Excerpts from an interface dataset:
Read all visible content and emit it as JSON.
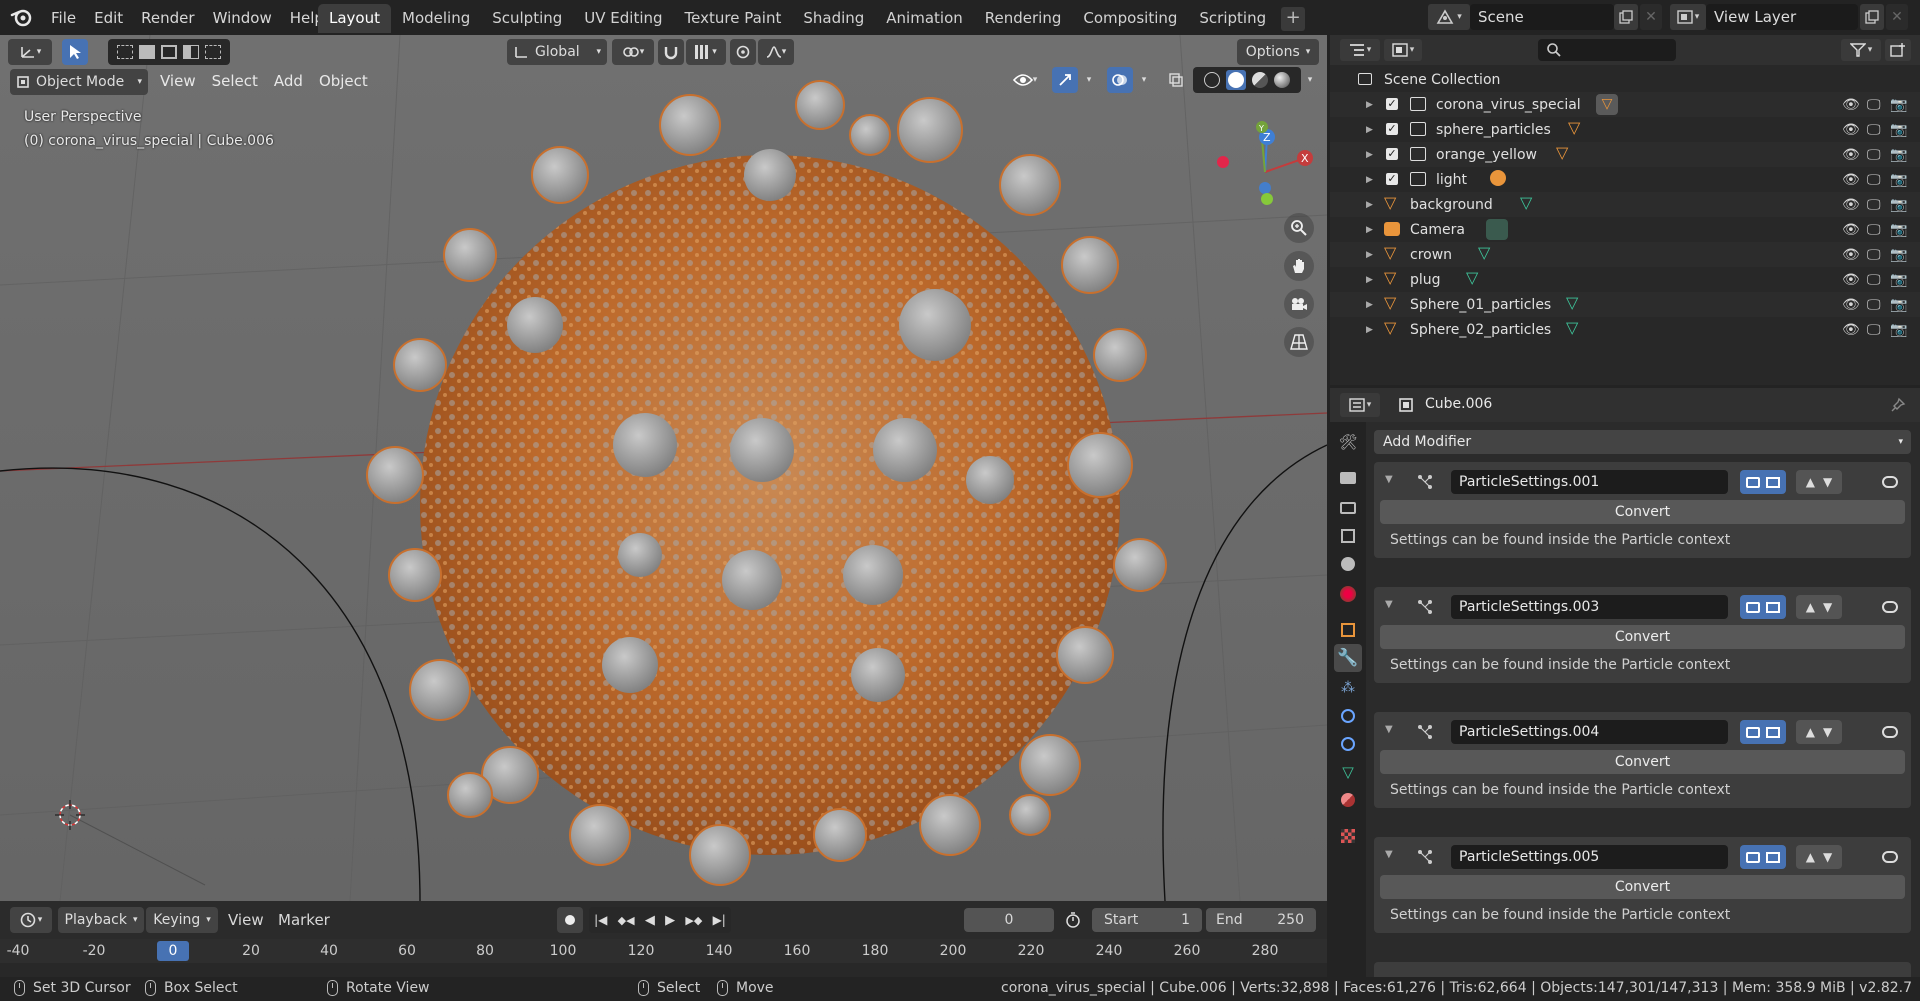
{
  "topbar": {
    "menus": [
      "File",
      "Edit",
      "Render",
      "Window",
      "Help"
    ],
    "tabs": [
      "Layout",
      "Modeling",
      "Sculpting",
      "UV Editing",
      "Texture Paint",
      "Shading",
      "Animation",
      "Rendering",
      "Compositing",
      "Scripting"
    ],
    "active_tab": "Layout",
    "add_tab": "+",
    "scene": "Scene",
    "view_layer": "View Layer"
  },
  "viewport": {
    "transform_orientation": "Global",
    "options_label": "Options",
    "mode": "Object Mode",
    "menus": [
      "View",
      "Select",
      "Add",
      "Object"
    ],
    "perspective_label": "User Perspective",
    "context_label": "(0) corona_virus_special | Cube.006",
    "axis_labels": {
      "x": "X",
      "y": "Y",
      "z": "Z"
    }
  },
  "timeline": {
    "menus": [
      "Playback",
      "Keying",
      "View",
      "Marker"
    ],
    "current_frame": "0",
    "start_label": "Start",
    "start_value": "1",
    "end_label": "End",
    "end_value": "250",
    "ruler": [
      "-40",
      "-20",
      "0",
      "20",
      "40",
      "60",
      "80",
      "100",
      "120",
      "140",
      "160",
      "180",
      "200",
      "220",
      "240",
      "260",
      "280"
    ]
  },
  "statusbar": {
    "items": [
      "Set 3D Cursor",
      "Box Select",
      "Rotate View",
      "Select",
      "Move"
    ],
    "stats": "corona_virus_special | Cube.006 | Verts:32,898 | Faces:61,276 | Tris:62,664 | Objects:147,301/147,313 | Mem: 358.9 MiB | v2.82.7"
  },
  "outliner": {
    "root": "Scene Collection",
    "collections": [
      {
        "name": "corona_virus_special"
      },
      {
        "name": "sphere_particles"
      },
      {
        "name": "orange_yellow"
      },
      {
        "name": "light"
      }
    ],
    "objects": [
      {
        "name": "background",
        "type": "mesh"
      },
      {
        "name": "Camera",
        "type": "camera"
      },
      {
        "name": "crown",
        "type": "mesh"
      },
      {
        "name": "plug",
        "type": "mesh"
      },
      {
        "name": "Sphere_01_particles",
        "type": "mesh"
      },
      {
        "name": "Sphere_02_particles",
        "type": "mesh"
      }
    ]
  },
  "properties": {
    "object_name": "Cube.006",
    "add_modifier": "Add Modifier",
    "modifiers": [
      {
        "name": "ParticleSettings.001",
        "convert": "Convert",
        "note": "Settings can be found inside the Particle context"
      },
      {
        "name": "ParticleSettings.003",
        "convert": "Convert",
        "note": "Settings can be found inside the Particle context"
      },
      {
        "name": "ParticleSettings.004",
        "convert": "Convert",
        "note": "Settings can be found inside the Particle context"
      },
      {
        "name": "ParticleSettings.005",
        "convert": "Convert",
        "note": "Settings can be found inside the Particle context"
      }
    ]
  },
  "colors": {
    "accent_blue": "#4772b3",
    "virus_orange": "#c8702e",
    "spike_grey": "#9a9a9a",
    "mesh_icon_orange": "#e9953b",
    "data_icon_green": "#3ec49a"
  }
}
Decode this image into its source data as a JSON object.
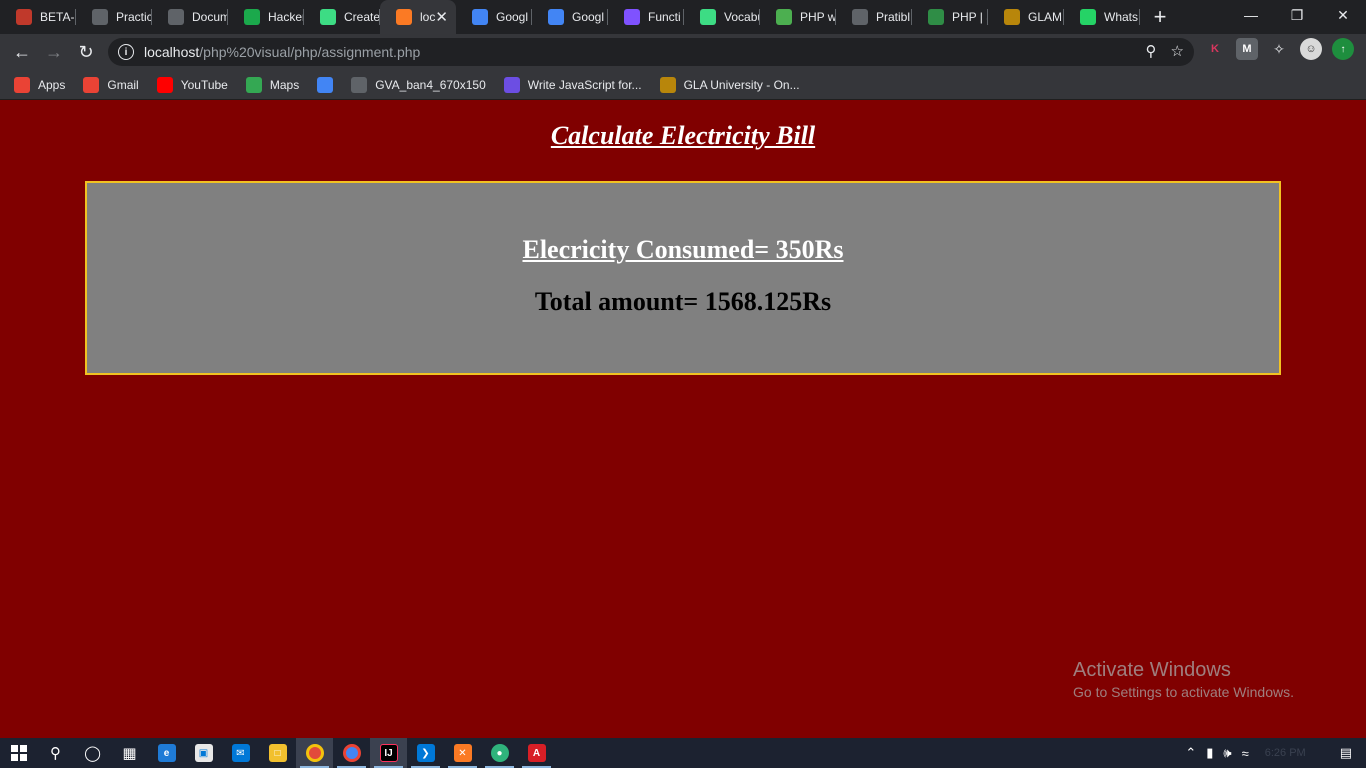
{
  "browser": {
    "tabs": [
      {
        "label": "BETA-L",
        "icon": "beta-icon",
        "color": "#c0392b"
      },
      {
        "label": "Practic",
        "icon": "globe-icon",
        "color": "#5f6368"
      },
      {
        "label": "Docum",
        "icon": "globe-icon",
        "color": "#5f6368"
      },
      {
        "label": "Hacker",
        "icon": "hackerrank-icon",
        "color": "#1ba94c"
      },
      {
        "label": "Create",
        "icon": "android-icon",
        "color": "#3ddc84"
      },
      {
        "label": "loc",
        "icon": "xampp-icon",
        "color": "#fb7a24",
        "active": true
      },
      {
        "label": "Googl",
        "icon": "google-icon",
        "color": "#4285f4"
      },
      {
        "label": "Googl",
        "icon": "google-icon",
        "color": "#4285f4"
      },
      {
        "label": "Functi",
        "icon": "kotlin-icon",
        "color": "#7f52ff"
      },
      {
        "label": "Vocabu",
        "icon": "android-icon",
        "color": "#3ddc84"
      },
      {
        "label": "PHP w",
        "icon": "w3schools-icon",
        "color": "#4caf50"
      },
      {
        "label": "Pratibl",
        "icon": "github-icon",
        "color": "#5f6368"
      },
      {
        "label": "PHP | S",
        "icon": "geeksforgeeks-icon",
        "color": "#2f8d46"
      },
      {
        "label": "GLAM",
        "icon": "gla-icon",
        "color": "#b8860b"
      },
      {
        "label": "Whats",
        "icon": "whatsapp-icon",
        "color": "#25d366"
      }
    ],
    "url_host": "localhost",
    "url_path": "/php%20visual/php/assignment.php",
    "bookmarks": [
      {
        "label": "Apps",
        "icon": "apps-grid-icon",
        "color": "#ea4335"
      },
      {
        "label": "Gmail",
        "icon": "gmail-icon",
        "color": "#ea4335"
      },
      {
        "label": "YouTube",
        "icon": "youtube-icon",
        "color": "#ff0000"
      },
      {
        "label": "Maps",
        "icon": "maps-icon",
        "color": "#34a853"
      },
      {
        "label": "",
        "icon": "google-icon",
        "color": "#4285f4"
      },
      {
        "label": "GVA_ban4_670x150",
        "icon": "globe-icon",
        "color": "#5f6368"
      },
      {
        "label": "Write JavaScript for...",
        "icon": "codedamn-icon",
        "color": "#6c4ee3"
      },
      {
        "label": "GLA University - On...",
        "icon": "gla-icon",
        "color": "#b8860b"
      }
    ]
  },
  "page": {
    "title": "Calculate Electricity Bill",
    "consumed_text": "Elecricity Consumed= 350Rs",
    "total_text": "Total amount= 1568.125Rs",
    "background_color": "#800000",
    "box_color": "#808080",
    "box_border_color": "#f2c222"
  },
  "watermark": {
    "title": "Activate Windows",
    "subtitle": "Go to Settings to activate Windows."
  },
  "taskbar": {
    "clock": "6:26 PM"
  }
}
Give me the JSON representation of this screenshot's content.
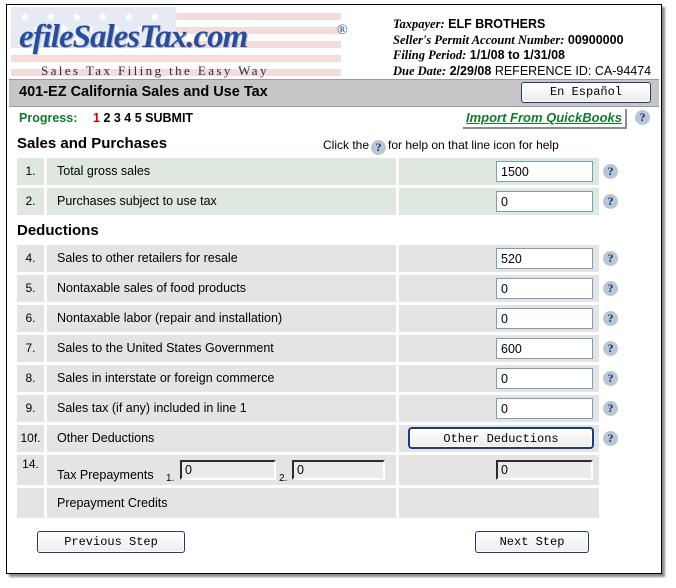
{
  "brand": {
    "logo_text": "efileSalesTax.com",
    "registered_mark": "®",
    "tagline": "Sales Tax Filing the Easy Way"
  },
  "taxpayer": {
    "taxpayer_label": "Taxpayer:",
    "taxpayer_name": "ELF BROTHERS",
    "permit_label": "Seller's Permit Account Number:",
    "permit_number": "00900000",
    "filing_period_label": "Filing Period:",
    "filing_period": "1/1/08 to 1/31/08",
    "due_date_label": "Due Date:",
    "due_date": "2/29/08",
    "reference_label": "REFERENCE ID:",
    "reference_id": "CA-94474"
  },
  "titlebar": {
    "form_title": "401-EZ California Sales and Use Tax",
    "espanol_button": "En Español"
  },
  "progress": {
    "label": "Progress:",
    "current_step": "1",
    "remaining_steps": "2 3 4 5 SUBMIT",
    "quickbooks_button": "Import From QuickBooks",
    "help_icon": "?"
  },
  "sections": {
    "sales_title": "Sales and Purchases",
    "deductions_title": "Deductions",
    "help_hint_before": "Click the",
    "help_hint_after": "for help on that line   icon for help"
  },
  "rows": [
    {
      "num": "1.",
      "label": "Total gross sales",
      "value": "1500",
      "shade": "green"
    },
    {
      "num": "2.",
      "label": "Purchases subject to use tax",
      "value": "0",
      "shade": "green"
    },
    {
      "num": "4.",
      "label": "Sales to other retailers for resale",
      "value": "520",
      "shade": "gray"
    },
    {
      "num": "5.",
      "label": "Nontaxable sales of food products",
      "value": "0",
      "shade": "gray"
    },
    {
      "num": "6.",
      "label": "Nontaxable labor (repair and installation)",
      "value": "0",
      "shade": "gray"
    },
    {
      "num": "7.",
      "label": "Sales to the United States Government",
      "value": "600",
      "shade": "gray"
    },
    {
      "num": "8.",
      "label": "Sales in interstate or foreign commerce",
      "value": "0",
      "shade": "gray"
    },
    {
      "num": "9.",
      "label": "Sales tax (if any) included in line 1",
      "value": "0",
      "shade": "gray"
    }
  ],
  "other_deductions_row": {
    "num": "10f.",
    "label": "Other Deductions",
    "button_label": "Other Deductions"
  },
  "prepayments_row": {
    "num": "14.",
    "label": "Tax Prepayments",
    "sub1_label": "1.",
    "sub1_value": "0",
    "sub2_label": "2.",
    "sub2_value": "0",
    "total_value": "0"
  },
  "credits_row": {
    "label": "Prepayment Credits"
  },
  "footer": {
    "previous_button": "Previous Step",
    "next_button": "Next Step"
  },
  "colors": {
    "title_bar": "#c6c6c6",
    "row_green": "#dfe8de",
    "row_gray": "#e4e4e4",
    "progress_label": "#127a2e",
    "current_step": "#cc0000",
    "logo_blue": "#2b4c9b",
    "button_border": "#1f3d73",
    "help_icon_bg": "#b9c6d6"
  }
}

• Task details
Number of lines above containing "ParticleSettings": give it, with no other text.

• Your response
4